Would like to try my first hatching! Need some simple questions answered

BChippieMama

In the Brooder
May 13, 2015
33
0
22
Hello! This is our first year with our chickens and we are absolutely loving them. We have a small flock of ten with 1 rooster and 9 hens but have a lot more space and we would like to hatch some chicks! My questions are...

- our rooster is only 3.5 months old, when will he be able to breed? (He is an Easter egger if that helps?)
- I have identified two broody hens in our flock, do they have to incubate their own eggs? Could I make them incubate a different hens eggs?
- do home made incubators actually work?
Is it okay to hatch chicks in the fall if we have heat lamps to help through winter?
 

Hmarie

Hatching
May 14, 2015
6
0
7
omg I just hatched one out of 3 chicks in my homemade styrofoam cooler (incubator) with a 25 watt bulb, cup of water, and a hygrometer/thermometer! this was my first time. its really not that difficult as I thought. The eggs even survived a almost 6 hr power outage and still hatched just 5 days late.
400
400[/IMG]
 

WalnutHill

Crowing
5 Years
Mar 16, 2014
7,000
2,268
346
SE Michigan
Hello! This is our first year with our chickens and we are absolutely loving them. We have a small flock of ten with 1 rooster and 9 hens but have a lot more space and we would like to hatch some chicks! My questions are...

- our rooster is only 3.5 months old, when will he be able to breed? (He is an Easter egger if that helps?)
- I have identified two broody hens in our flock, do they have to incubate their own eggs?

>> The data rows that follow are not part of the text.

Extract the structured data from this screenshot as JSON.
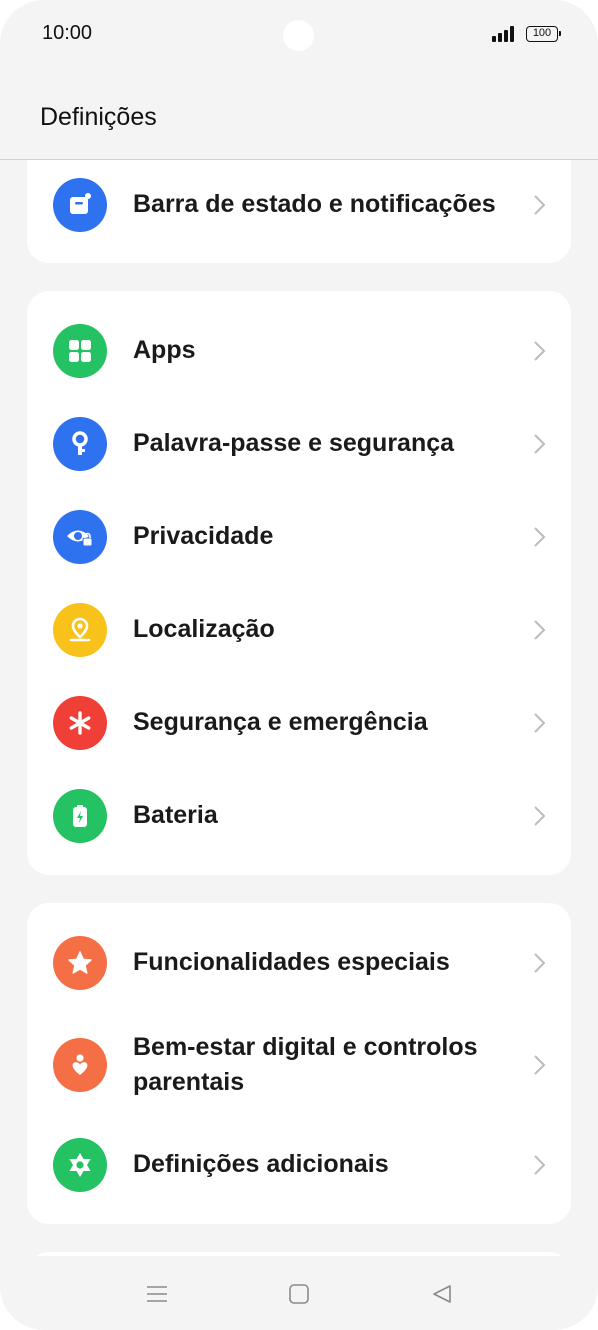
{
  "status_bar": {
    "time": "10:00",
    "battery_level": "100"
  },
  "header": {
    "title": "Definições"
  },
  "colors": {
    "blue": "#2f72f0",
    "green": "#25c263",
    "yellow": "#f8c21a",
    "red": "#ef3f37",
    "orange": "#f56f46"
  },
  "groups": [
    {
      "items": [
        {
          "label": "Barra de estado e notificações",
          "icon": "status-bar-icon",
          "color": "#2f72f0"
        }
      ]
    },
    {
      "items": [
        {
          "label": "Apps",
          "icon": "apps-icon",
          "color": "#25c263"
        },
        {
          "label": "Palavra-passe e segurança",
          "icon": "key-icon",
          "color": "#2f72f0"
        },
        {
          "label": "Privacidade",
          "icon": "privacy-eye-icon",
          "color": "#2f72f0"
        },
        {
          "label": "Localização",
          "icon": "location-icon",
          "color": "#f8c21a"
        },
        {
          "label": "Segurança e emergência",
          "icon": "asterisk-icon",
          "color": "#ef3f37"
        },
        {
          "label": "Bateria",
          "icon": "battery-icon",
          "color": "#25c263"
        }
      ]
    },
    {
      "items": [
        {
          "label": "Funcionalidades especiais",
          "icon": "star-icon",
          "color": "#f56f46"
        },
        {
          "label": "Bem-estar digital e controlos",
          "label_line2": "parentais",
          "icon": "wellbeing-icon",
          "color": "#f56f46"
        },
        {
          "label": "Definições adicionais",
          "icon": "gear-icon",
          "color": "#25c263"
        }
      ]
    }
  ],
  "nav_bar": {
    "icons": [
      "menu-icon",
      "home-icon",
      "back-icon"
    ]
  }
}
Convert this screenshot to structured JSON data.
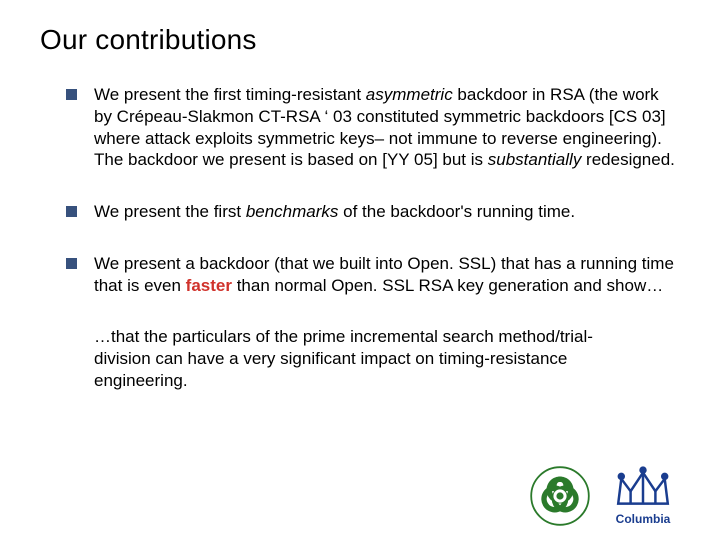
{
  "title": "Our contributions",
  "bullets": [
    {
      "pre": "We present the first timing-resistant ",
      "em1": "asymmetric",
      "mid": " backdoor in RSA (the work by Crépeau-Slakmon CT-RSA ‘ 03 constituted symmetric backdoors [CS 03] where attack exploits symmetric keys– not immune to reverse engineering). The backdoor we present is based on [YY 05] but is ",
      "em2": "substantially",
      "post": " redesigned."
    },
    {
      "pre": "We present the first ",
      "em1": "benchmarks",
      "mid": " of the backdoor's running time.",
      "em2": "",
      "post": ""
    },
    {
      "pre": "We present a backdoor (that we built into Open. SSL) that has a running time that is even ",
      "red": "faster",
      "post": " than normal Open. SSL RSA key generation and show…"
    }
  ],
  "closing": "…that the particulars of the prime incremental search method/trial-division can have a very significant impact on timing-resistance engineering.",
  "columbia_label": "Columbia"
}
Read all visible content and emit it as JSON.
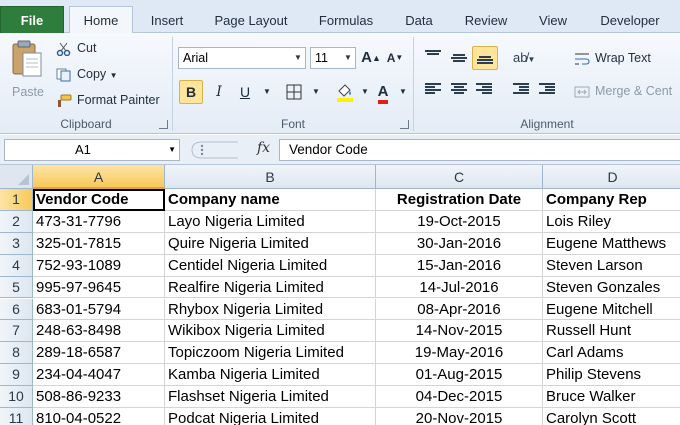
{
  "tabs": [
    "File",
    "Home",
    "Insert",
    "Page Layout",
    "Formulas",
    "Data",
    "Review",
    "View",
    "Developer"
  ],
  "ribbon": {
    "clipboard": {
      "paste": "Paste",
      "cut": "Cut",
      "copy": "Copy",
      "format_painter": "Format Painter",
      "label": "Clipboard"
    },
    "font": {
      "family": "Arial",
      "size": "11",
      "bold": "B",
      "italic": "I",
      "underline": "U",
      "label": "Font"
    },
    "alignment": {
      "wrap_text": "Wrap Text",
      "merge": "Merge & Cent",
      "label": "Alignment"
    }
  },
  "formula_bar": {
    "name_box": "A1",
    "fx": "fx",
    "content": "Vendor Code"
  },
  "sheet": {
    "columns": [
      "A",
      "B",
      "C",
      "D"
    ],
    "row_numbers": [
      "1",
      "2",
      "3",
      "4",
      "5",
      "6",
      "7",
      "8",
      "9",
      "10",
      "11"
    ],
    "rows": [
      [
        "Vendor Code",
        "Company name",
        "Registration Date",
        "Company Rep"
      ],
      [
        "473-31-7796",
        "Layo Nigeria Limited",
        "19-Oct-2015",
        "Lois Riley"
      ],
      [
        "325-01-7815",
        "Quire Nigeria Limited",
        "30-Jan-2016",
        "Eugene Matthews"
      ],
      [
        "752-93-1089",
        "Centidel Nigeria Limited",
        "15-Jan-2016",
        "Steven Larson"
      ],
      [
        "995-97-9645",
        "Realfire Nigeria Limited",
        "14-Jul-2016",
        "Steven Gonzales"
      ],
      [
        "683-01-5794",
        "Rhybox Nigeria Limited",
        "08-Apr-2016",
        "Eugene Mitchell"
      ],
      [
        "248-63-8498",
        "Wikibox Nigeria Limited",
        "14-Nov-2015",
        "Russell Hunt"
      ],
      [
        "289-18-6587",
        "Topiczoom Nigeria Limited",
        "19-May-2016",
        "Carl Adams"
      ],
      [
        "234-04-4047",
        "Kamba Nigeria Limited",
        "01-Aug-2015",
        "Philip Stevens"
      ],
      [
        "508-86-9233",
        "Flashset Nigeria Limited",
        "04-Dec-2015",
        "Bruce Walker"
      ],
      [
        "810-04-0522",
        "Podcat Nigeria Limited",
        "20-Nov-2015",
        "Carolyn Scott"
      ]
    ]
  },
  "colors": {
    "file_tab": "#2f7d3c",
    "selected_header": "#f8c95a",
    "active_toggle": "#fde59b",
    "font_color": "#e81c1c",
    "highlight": "#fff200"
  }
}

Could I make them incubate a different hens eggs?
- do home made incubators actually work?
Is it okay to hatch chicks in the fall if we have heat lamps to help through winter?
Three and a half months is a pretty young rooster, but if he is servicing the hens then all should be fine.

If a hen is truly broody, she will incubate a golf ball. Her hormones override her brain. Broody chickens are often used to hatch ducks and turkeys, so another hen's eggs would be no problem as long as she can cover them all.

Yes, homemade incubators CAN work. There are hundreds of threads on this site to help design one if you are so inclined. I built a homemade 200 egg cabinet incubator and it does a great job up to lockdown. I need to remodel it for better hatching, though.

You don't say where you are located, but if you are in a very cold climate and you hatch only a small number of chicks in the fall (less than two dozen) you should be able to build a heated indoor brooder to keep them warm until they feather out completely at 3-4 weeks. At that point, with a nice sheltered brooder in the barn and a heat source until they reach 8 weeks gradually providing less heat, they should be fine.
 
Last edited:

Drewnkat

Songster
11 Years
Mar 27, 2008
176
41
191
Georgia
How old are the hens? Are they laying small immature "pullet eggs" or have they reached maturity, laying full-size eggs?

The rooster's age is less of a concern than the hens. If he is successfully mounting the hens, and you are seeing fertile eggs when you open eggs from your flock, he's doing just fine. In fact, some sources I read claimed younger roosters in the first year or two of life are at prime fertility.

A broody hen will set on any eggs in her clutch, whether she laid them or not. I have seen broody hens move eggs -and even DUMMY eggs- from the neighboring nest box in order to sit on them. Sadly, my hens haven't gone broody, but my neighbors' chickens frequently do. They don't have a rooster, so broodiness is an exercise in futility, but try telling the hens that!

There are loads of people with home made incubators. There are loads of tutorials and build diagrams for making your own. As long as you have:
a consistent heat source capable of maintaining the temperature at 99-101 degrees
a regulator or thermostat switch of some sort to adjust the temperature
air holes to allow the chicks to be able to breathe once they hatch
a way to raise the humidity after day 18 (even if it's just a cup with water and a kitchen sponge)
a small fan to circulate air (this is actually optional, however, many incubation addicts report that a circulated air setup yields much higher success rates).

There are different schools of thought on incubating vs. broody hens.
If you have broody hens hatch out babies, they tend to have high success rates, and if a hen is a good momma, the chicks will be fine.
Some hens are good at incubating, but have no interest in raising chicks, so you have to watch closely how your hens do with all steps of raising babies!
If you incubate eggs, you can get the chicks to "imprint" on humans, and they will be used to human contact. Ones hatched under a hen may be a bit less inclined to socialize with humans.
Chicks hatched out in an incubator can also be placed under a broody hen to raise, so it's not necessarily all-or-nothing.
 

New posts New threads Active threads

Top Bottom